What I Didn’t Say by Keary Taylor
Publication Date: April 30, 2012
Target audience: Mature young adult
Keywords: underage drinking, small town, romance, high school graduation
Format read: ARC from NetGalley.
Summary: Before Jake can even toss his graduation cap in the air, his present and future are irreversibly affected when he makes the decision to drink at a party and then drive with friends who had been drinking and doing drugs. Cue. Car accident. T-pipe to throat. No longer being able to speak.
I don’t want this to sound like a PSA for underage drinking. We’ve heard all of this before. And so has Jake. He’s just your average guy who makes one mistake and affects the lives of many. He’s not unaware of his actions and the havoc they caused. Of course, he’s devasted. The money he’s costing his parents (who have seven children), his future plans are now impossible, he can’t play school sports anymore, he can only communicate to friends and family with a notebook, and everyone is always staring at him. Not the life he is used to for sure.
What I liked most about this book was the community. It was a small town full of supportive people, who even decided to make personal pledges to stop drinking for the remainder of the year because of the car accident. Jake’s family is the crowd that everyone wants to hang out with; they are always inviting and loving and helping others out. But there were so many times where I wished the family was more like the Garrett’s in Huntley Fitzpatrick’s My Life Next Door where we could truly get a handle on everyone’s personalities even if we met them in only a few fleeting moments.
Then there is Samantha, the girl that Jake has loved for a long time. Though they seemed to miss their chance of getting together in the past year, he still can’t get her out of his mind. But Samantha has grown distant and he doesn’t know what to do about that. He desperately wants to tell her how he feels, especially after the accident, when the two are paired in a sign language “class”. Sure, this was a little coincidental but I didn’t care what force brought them together. I wanted to see what could grow between them. Samantha has some mystery about her, and Jake is struggling to come to terms with his inability to speak. And really struggling… he’s positive one moment and down the next and I appreciated Taylor presenting this see-saw of emotions because there is no way someone could go through something this tramatic and be on a straight path to happiness.

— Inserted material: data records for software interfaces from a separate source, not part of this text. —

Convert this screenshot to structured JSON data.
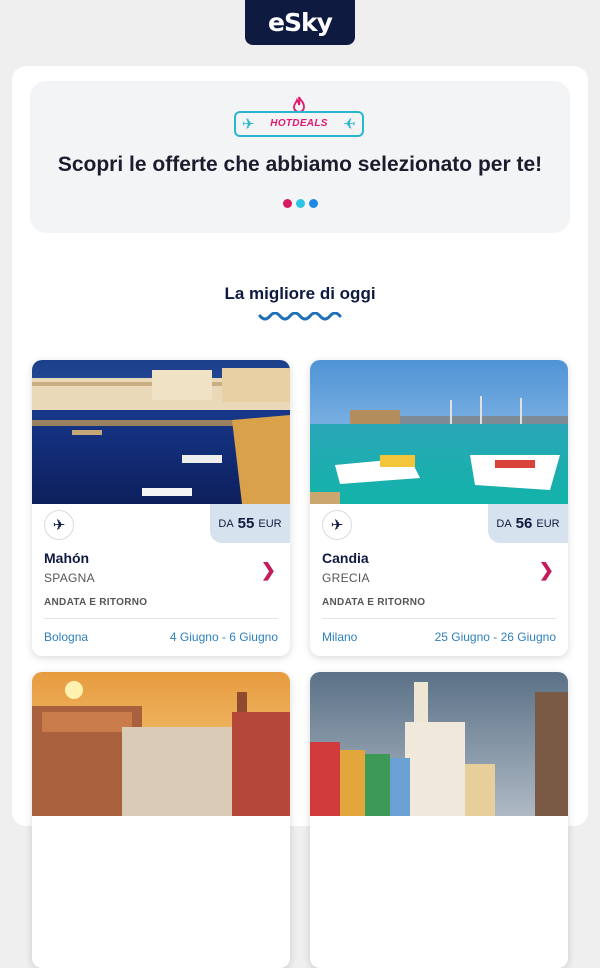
{
  "brand": {
    "logo": "eSky"
  },
  "hero": {
    "badge": "HOTDEALS",
    "title": "Scopri le offerte che abbiamo selezionato per te!",
    "dot_colors": [
      "#d81b60",
      "#2ec4e6",
      "#1e88e5"
    ]
  },
  "section": {
    "title": "La migliore di oggi"
  },
  "deals": [
    {
      "price_prefix": "DA",
      "price": "55",
      "currency": "EUR",
      "city": "Mahón",
      "country": "SPAGNA",
      "trip_type": "ANDATA E RITORNO",
      "from": "Bologna",
      "dates": "4 Giugno - 6 Giugno"
    },
    {
      "price_prefix": "DA",
      "price": "56",
      "currency": "EUR",
      "city": "Candia",
      "country": "GRECIA",
      "trip_type": "ANDATA E RITORNO",
      "from": "Milano",
      "dates": "25 Giugno - 26 Giugno"
    }
  ],
  "colors": {
    "navy": "#0f1a40",
    "accent": "#c21c5c",
    "link": "#2f80bf",
    "cyan": "#2bb6d0"
  }
}
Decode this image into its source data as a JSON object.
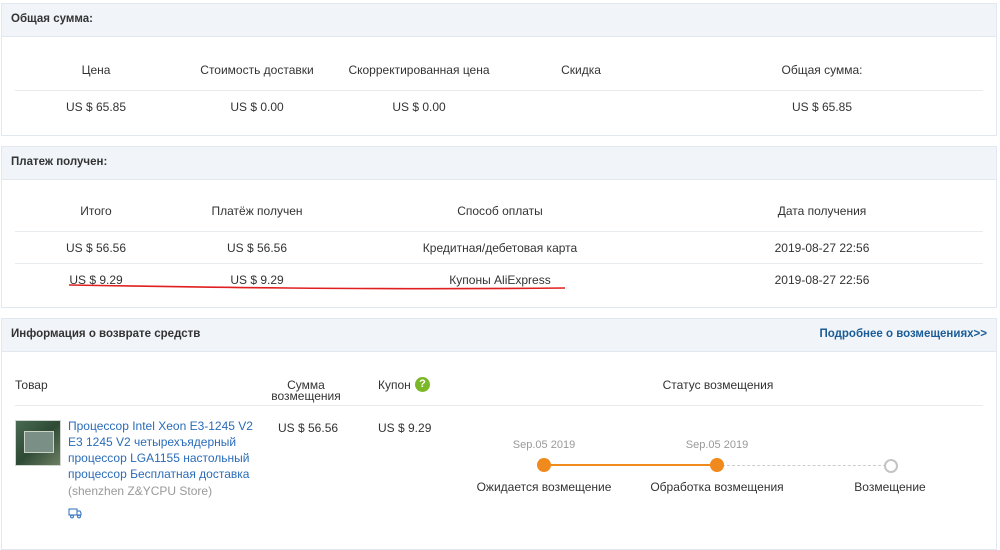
{
  "summary": {
    "title": "Общая сумма:",
    "headers": [
      "Цена",
      "Стоимость доставки",
      "Скорректированная цена",
      "Скидка",
      "Общая сумма:"
    ],
    "values": [
      "US $ 65.85",
      "US $ 0.00",
      "US $ 0.00",
      "",
      "US $ 65.85"
    ]
  },
  "payment": {
    "title": "Платеж получен:",
    "headers": [
      "Итого",
      "Платёж получен",
      "Способ оплаты",
      "Дата получения"
    ],
    "rows": [
      [
        "US $ 56.56",
        "US $ 56.56",
        "Кредитная/дебетовая карта",
        "2019-08-27 22:56"
      ],
      [
        "US $ 9.29",
        "US $ 9.29",
        "Купоны AliExpress",
        "2019-08-27 22:56"
      ]
    ]
  },
  "refund": {
    "title": "Информация о возврате средств",
    "details_link": "Подробнее о возмещениях>>",
    "headers": {
      "product": "Товар",
      "amount_line1": "Сумма",
      "amount_line2": "возмещения",
      "coupon": "Купон",
      "status": "Статус возмещения"
    },
    "item": {
      "title": "Процессор Intel Xeon E3-1245 V2 E3 1245 V2 четырехъядерный процессор LGA1155 настольный процессор Бесплатная доставка",
      "store": "(shenzhen Z&YCPU Store)",
      "amount": "US $ 56.56",
      "coupon": "US $ 9.29"
    },
    "steps": [
      {
        "date": "Sep.05 2019",
        "label": "Ожидается возмещение"
      },
      {
        "date": "Sep.05 2019",
        "label": "Обработка возмещения"
      },
      {
        "date": "",
        "label": "Возмещение"
      }
    ]
  },
  "icons": {
    "help": "question-help-icon",
    "delivery": "delivery-truck-icon",
    "annotation": "red-underline"
  },
  "colors": {
    "accent": "#f08a1c",
    "link": "#2a6cb8",
    "header_bg": "#f1f5fa",
    "underline": "#e02020"
  }
}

While I enjoyed Jake and Samantha’s sweet love story, I do wonder if the story would have stayed more grounded if Samantha’s life did not deal with such extreme issues. Did all of this weigh down the story? Sometimes. Was it an over-the-top way to teach Jake to appreciate his life? And could it have been done in a quieter, less hectic manner? I think so. Jake was never depicted as this ungrateful, big-man-on-campus/football-player type. He was a typical teenager who had something bad happen to him. Post-accident, I believe his true challenge was not getting dragged down by his disability and instead embracing it the best he could.
In general, Taylor took her own personal story and created a very original premise in What I Didn’t Say. Still, a fine read could have been bought to a whole new level by introducing a blanket of over-looked details (Jake’s family embracing sign language, what Jake was actually going to study in college the following here, etc.). Even though the novel lacks in development and unique voice in some areas, What I Didn’t Say is a fast-paced read, well worth your time that truly encompasses the unsure time between senior year of high school and the rest of your life, amplified by a million.
Need more convincing?
> Melissa, I Swim for Oceans: “Most of all though, when you strip away the pretty words, we’re given two very basic characters who find the most pure and powerful connection of all.”
> Eva, The Book Stoner: “The novel offers something new because of Taylor’s fresh approach and the unique plots and twists.”